__Work request__
If a line below contains the string "妙可蓝多", return that line.

Collected data entries

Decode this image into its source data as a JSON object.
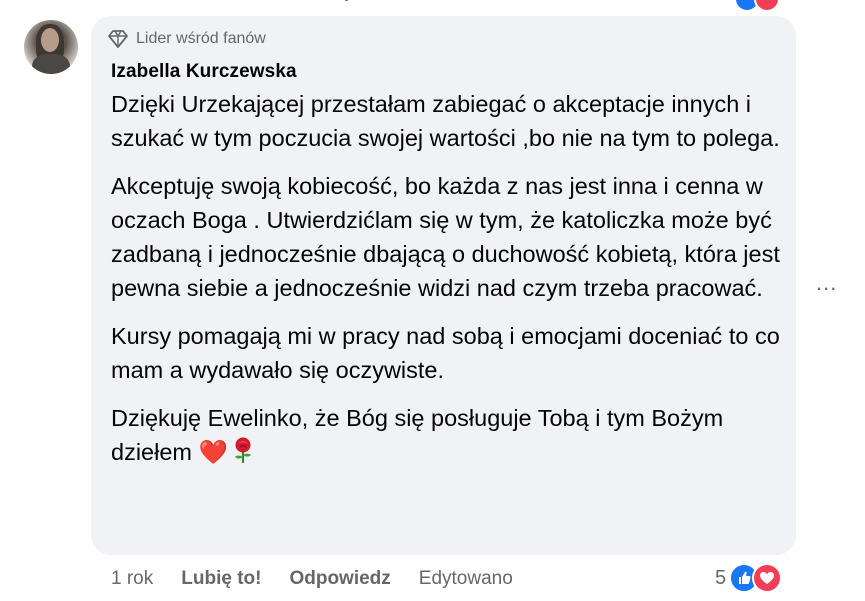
{
  "comment": {
    "badge": "Lider wśród fanów",
    "author": "Izabella Kurczewska",
    "paragraphs": [
      "Dzięki Urzekającej przestałam zabiegać o akceptacje innych i szukać w tym poczucia swojej wartości ,bo nie na tym to polega.",
      "Akceptuję swoją kobiecość, bo każda z nas jest inna i cenna w oczach Boga . Utwierdzićlam się w tym, że katoliczka może być zadbaną i jednocześnie dbającą o duchowość kobietą, która jest pewna siebie a jednocześnie widzi nad czym trzeba pracować.",
      "Kursy pomagają mi w pracy nad sobą i emocjami doceniać to co mam a wydawało się oczywiste.",
      "Dziękuję Ewelinko, że Bóg się posługuje Tobą i tym Bożym dziełem"
    ],
    "emoji_heart": "❤️",
    "emoji_rose_icon": "rose-icon"
  },
  "actions": {
    "time": "1 rok",
    "like": "Lubię to!",
    "reply": "Odpowiedz",
    "edited": "Edytowano"
  },
  "reactions": {
    "count": "5",
    "icons": [
      "like-icon",
      "love-icon"
    ],
    "like_color": "#1877f2",
    "love_color": "#f33e58"
  },
  "menu": {
    "more_label": "..."
  }
}
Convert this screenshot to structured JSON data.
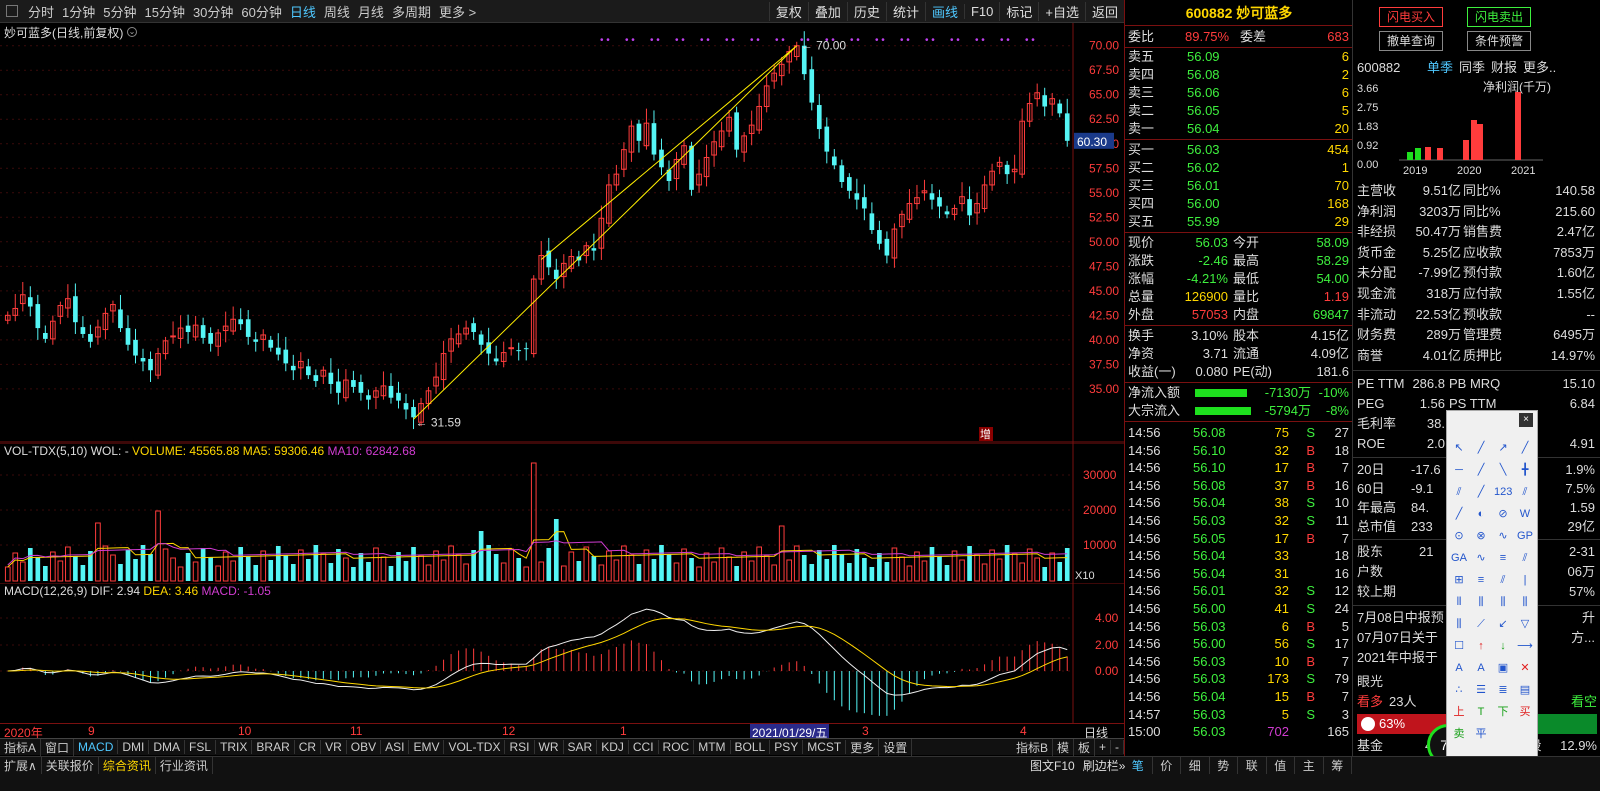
{
  "toolbar": {
    "left": [
      "分时",
      "1分钟",
      "5分钟",
      "15分钟",
      "30分钟",
      "60分钟",
      "日线",
      "周线",
      "月线",
      "多周期",
      "更多 >"
    ],
    "active": "日线",
    "right": [
      "复权",
      "叠加",
      "历史",
      "统计",
      "画线",
      "F10",
      "标记",
      "+自选",
      "返回"
    ],
    "right_active": "画线"
  },
  "chart": {
    "title": "妙可蓝多(日线,前复权)",
    "price_ticks": [
      "70.00",
      "67.50",
      "65.00",
      "62.50",
      "60.00",
      "57.50",
      "55.00",
      "52.50",
      "50.00",
      "47.50",
      "45.00",
      "42.50",
      "40.00",
      "37.50",
      "35.00"
    ],
    "current_price_tag": "60.30",
    "high_label": "70.00",
    "low_label": "31.59",
    "zeng_label": "增",
    "vol_title": "VOL-TDX(5,10)",
    "vol_wol": "WOL: -",
    "vol_volume": "VOLUME: 45565.88",
    "vol_ma5": "MA5: 59306.46",
    "vol_ma10": "MA10: 62842.68",
    "vol_ticks": [
      "30000",
      "20000",
      "10000"
    ],
    "vol_unit": "X10",
    "macd_title": "MACD(12,26,9)",
    "macd_dif": "DIF: 2.94",
    "macd_dea": "DEA: 3.46",
    "macd_val": "MACD: -1.05",
    "macd_ticks": [
      "4.00",
      "2.00",
      "0.00"
    ],
    "date_labels": [
      "2020年",
      "9",
      "10",
      "11",
      "12",
      "1",
      "2021/01/29/五",
      "3",
      "4"
    ],
    "period_label": "日线"
  },
  "chart_data": {
    "type": "candlestick",
    "price_range": [
      30.5,
      71.5
    ],
    "closes": [
      42.5,
      43.2,
      44.6,
      43.4,
      41.2,
      40.1,
      41.9,
      43.5,
      44.2,
      41.8,
      40.6,
      39.8,
      41.3,
      42.7,
      43.6,
      41.2,
      39.5,
      38.4,
      37.8,
      36.9,
      38.6,
      39.9,
      40.4,
      41.2,
      40.8,
      41.5,
      40.2,
      39.6,
      40.7,
      41.4,
      42.1,
      41.6,
      40.3,
      39.8,
      40.5,
      39.2,
      38.5,
      37.6,
      36.9,
      37.8,
      36.4,
      35.8,
      36.9,
      35.5,
      34.6,
      35.9,
      35.2,
      34.6,
      33.9,
      34.8,
      35.3,
      34.1,
      33.8,
      32.9,
      32.1,
      33.5,
      34.8,
      36.2,
      38.6,
      40.1,
      40.6,
      41.2,
      40.8,
      39.5,
      38.6,
      37.8,
      38.7,
      39.2,
      38.9,
      39.1,
      46.2,
      48.6,
      47.4,
      46.2,
      47.8,
      48.5,
      48.1,
      49.6,
      49.1,
      52.4,
      55.8,
      56.9,
      59.4,
      61.8,
      60.3,
      62.1,
      58.9,
      57.6,
      56.2,
      58.4,
      59.8,
      55.3,
      56.9,
      58.6,
      60.2,
      61.3,
      62.7,
      59.4,
      60.8,
      61.9,
      63.8,
      65.9,
      67.2,
      68.1,
      69.4,
      70.0,
      67.1,
      64.2,
      61.5,
      59.2,
      57.8,
      56.1,
      55.2,
      54.3,
      53.4,
      51.2,
      49.8,
      48.6,
      51.3,
      52.8,
      53.9,
      54.5,
      55.2,
      54.3,
      53.6,
      52.8,
      53.4,
      54.6,
      52.7,
      53.9,
      55.8,
      57.2,
      58.1,
      56.9,
      57.4,
      62.3,
      64.1,
      65.2,
      63.8,
      64.6,
      63.1,
      60.3
    ],
    "volume_ticks": [
      30000,
      20000,
      10000
    ],
    "macd_ticks": [
      4.0,
      2.0,
      0.0
    ]
  },
  "quote": {
    "code_name": "600882 妙可蓝多",
    "weibi_label": "委比",
    "weibi": "89.75%",
    "weicha_label": "委差",
    "weicha": "683",
    "sells": [
      {
        "label": "卖五",
        "price": "56.09",
        "vol": "6"
      },
      {
        "label": "卖四",
        "price": "56.08",
        "vol": "2"
      },
      {
        "label": "卖三",
        "price": "56.06",
        "vol": "6"
      },
      {
        "label": "卖二",
        "price": "56.05",
        "vol": "5"
      },
      {
        "label": "卖一",
        "price": "56.04",
        "vol": "20"
      }
    ],
    "buys": [
      {
        "label": "买一",
        "price": "56.03",
        "vol": "454"
      },
      {
        "label": "买二",
        "price": "56.02",
        "vol": "1"
      },
      {
        "label": "买三",
        "price": "56.01",
        "vol": "70"
      },
      {
        "label": "买四",
        "price": "56.00",
        "vol": "168"
      },
      {
        "label": "买五",
        "price": "55.99",
        "vol": "29"
      }
    ],
    "stats": [
      {
        "l1": "现价",
        "v1": "56.03",
        "l2": "今开",
        "v2": "58.09"
      },
      {
        "l1": "涨跌",
        "v1": "-2.46",
        "l2": "最高",
        "v2": "58.29"
      },
      {
        "l1": "涨幅",
        "v1": "-4.21%",
        "l2": "最低",
        "v2": "54.00"
      },
      {
        "l1": "总量",
        "v1": "126900",
        "l2": "量比",
        "v2": "1.19"
      },
      {
        "l1": "外盘",
        "v1": "57053",
        "l2": "内盘",
        "v2": "69847"
      }
    ],
    "stats2": [
      {
        "l1": "换手",
        "v1": "3.10%",
        "l2": "股本",
        "v2": "4.15亿"
      },
      {
        "l1": "净资",
        "v1": "3.71",
        "l2": "流通",
        "v2": "4.09亿"
      },
      {
        "l1": "收益(一)",
        "v1": "0.080",
        "l2": "PE(动)",
        "v2": "181.6"
      }
    ],
    "flows": [
      {
        "label": "净流入额",
        "val": "-7130万",
        "pct": "-10%"
      },
      {
        "label": "大宗流入",
        "val": "-5794万",
        "pct": "-8%"
      }
    ],
    "ticks": [
      {
        "t": "14:56",
        "p": "56.08",
        "v": "75",
        "s": "S",
        "n": "27"
      },
      {
        "t": "14:56",
        "p": "56.10",
        "v": "32",
        "s": "B",
        "n": "18"
      },
      {
        "t": "14:56",
        "p": "56.10",
        "v": "17",
        "s": "B",
        "n": "7"
      },
      {
        "t": "14:56",
        "p": "56.08",
        "v": "37",
        "s": "B",
        "n": "16"
      },
      {
        "t": "14:56",
        "p": "56.04",
        "v": "38",
        "s": "S",
        "n": "10"
      },
      {
        "t": "14:56",
        "p": "56.03",
        "v": "32",
        "s": "S",
        "n": "11"
      },
      {
        "t": "14:56",
        "p": "56.05",
        "v": "17",
        "s": "B",
        "n": "7"
      },
      {
        "t": "14:56",
        "p": "56.04",
        "v": "33",
        "s": "",
        "n": "18"
      },
      {
        "t": "14:56",
        "p": "56.04",
        "v": "31",
        "s": "",
        "n": "16"
      },
      {
        "t": "14:56",
        "p": "56.01",
        "v": "32",
        "s": "S",
        "n": "12"
      },
      {
        "t": "14:56",
        "p": "56.00",
        "v": "41",
        "s": "S",
        "n": "24"
      },
      {
        "t": "14:56",
        "p": "56.03",
        "v": "6",
        "s": "B",
        "n": "5"
      },
      {
        "t": "14:56",
        "p": "56.00",
        "v": "56",
        "s": "S",
        "n": "17"
      },
      {
        "t": "14:56",
        "p": "56.03",
        "v": "10",
        "s": "B",
        "n": "7"
      },
      {
        "t": "14:56",
        "p": "56.03",
        "v": "173",
        "s": "S",
        "n": "79"
      },
      {
        "t": "14:56",
        "p": "56.04",
        "v": "15",
        "s": "B",
        "n": "7"
      },
      {
        "t": "14:57",
        "p": "56.03",
        "v": "5",
        "s": "S",
        "n": "3"
      },
      {
        "t": "15:00",
        "p": "56.03",
        "v": "702",
        "s": "",
        "n": "165"
      }
    ],
    "bottom_tabs": [
      "笔",
      "价",
      "细",
      "势",
      "联",
      "值",
      "主",
      "筹"
    ]
  },
  "fin": {
    "buy_btn": "闪电买入",
    "sell_btn": "闪电卖出",
    "cancel_btn": "撤单查询",
    "cond_btn": "条件预警",
    "code": "600882",
    "tabs": [
      "单季",
      "同季",
      "财报",
      "更多.."
    ],
    "chart_title": "净利润(千万)",
    "y_ticks": [
      "3.66",
      "2.75",
      "1.83",
      "0.92",
      "0.00"
    ],
    "x_ticks": [
      "2019",
      "2020",
      "2021"
    ],
    "rows": [
      {
        "l1": "主营收",
        "v1": "9.51亿",
        "l2": "同比%",
        "v2": "140.58"
      },
      {
        "l1": "净利润",
        "v1": "3203万",
        "l2": "同比%",
        "v2": "215.60"
      },
      {
        "l1": "非经损",
        "v1": "50.47万",
        "l2": "销售费",
        "v2": "2.47亿"
      },
      {
        "l1": "货币金",
        "v1": "5.25亿",
        "l2": "应收款",
        "v2": "7853万"
      },
      {
        "l1": "未分配",
        "v1": "-7.99亿",
        "l2": "预付款",
        "v2": "1.60亿"
      },
      {
        "l1": "现金流",
        "v1": "318万",
        "l2": "应付款",
        "v2": "1.55亿"
      },
      {
        "l1": "非流动",
        "v1": "22.53亿",
        "l2": "预收款",
        "v2": "--"
      },
      {
        "l1": "财务费",
        "v1": "289万",
        "l2": "管理费",
        "v2": "6495万"
      },
      {
        "l1": "商誉",
        "v1": "4.01亿",
        "l2": "质押比",
        "v2": "14.97%"
      }
    ],
    "val_rows": [
      {
        "l1": "PE TTM",
        "v1": "286.8",
        "l2": "PB MRQ",
        "v2": "15.10"
      },
      {
        "l1": "PEG",
        "v1": "1.56",
        "l2": "PS TTM",
        "v2": "6.84"
      },
      {
        "l1": "毛利率",
        "v1": "38.",
        "l2": "",
        "v2": ""
      },
      {
        "l1": "ROE",
        "v1": "2.0",
        "l2": "",
        "v2": "4.91"
      }
    ],
    "perf_rows": [
      {
        "l1": "20日",
        "v1": "-17.6",
        "v2": "1.9%"
      },
      {
        "l1": "60日",
        "v1": "-9.1",
        "v2": "7.5%"
      },
      {
        "l1": "年最高",
        "v1": "84.",
        "v2": "1.59"
      },
      {
        "l1": "总市值",
        "v1": "233",
        "v2": "29亿"
      }
    ],
    "holder_rows": [
      {
        "l1": "股东",
        "v1": "21",
        "v2": "2-31"
      },
      {
        "l1": "户数",
        "v1": "",
        "v2": "06万"
      },
      {
        "l1": "较上期",
        "v1": "",
        "v2": "57%"
      }
    ],
    "news": [
      "7月08日中报预",
      "07月07日关于",
      "2021年中报于"
    ],
    "news_tail": [
      "升",
      "方...",
      ""
    ],
    "eye_label": "眼光",
    "kanduo": "看多",
    "people": "23人",
    "kankong": "看空",
    "pct": "63%",
    "bottom_left": "基金",
    "bottom_mid": "42",
    "bottom_r": "57万股",
    "bottom_rr": "12.9%",
    "circle": "75"
  },
  "indicators": [
    "指标A",
    "窗口",
    "MACD",
    "DMI",
    "DMA",
    "FSL",
    "TRIX",
    "BRAR",
    "CR",
    "VR",
    "OBV",
    "ASI",
    "EMV",
    "VOL-TDX",
    "RSI",
    "WR",
    "SAR",
    "KDJ",
    "CCI",
    "ROC",
    "MTM",
    "BOLL",
    "PSY",
    "MCST",
    "更多",
    "设置"
  ],
  "indicators_active": "MACD",
  "ind_right": [
    "指标B",
    "模",
    "板",
    "+",
    "-"
  ],
  "status": {
    "items": [
      "扩展∧",
      "关联报价",
      "综合资讯",
      "行业资讯"
    ],
    "right": [
      "图文F10",
      "刷边栏»"
    ]
  },
  "drawtools": {
    "row1": [
      "↖",
      "╱",
      "↗"
    ],
    "labels": [
      "A",
      "A",
      "✕",
      "上",
      "T",
      "下",
      "买",
      "卖",
      "平"
    ]
  }
}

__Solution to the exercise__
    "title": "妙可蓝多(日线,前复权)",
    "code_name": "600882 妙可蓝多",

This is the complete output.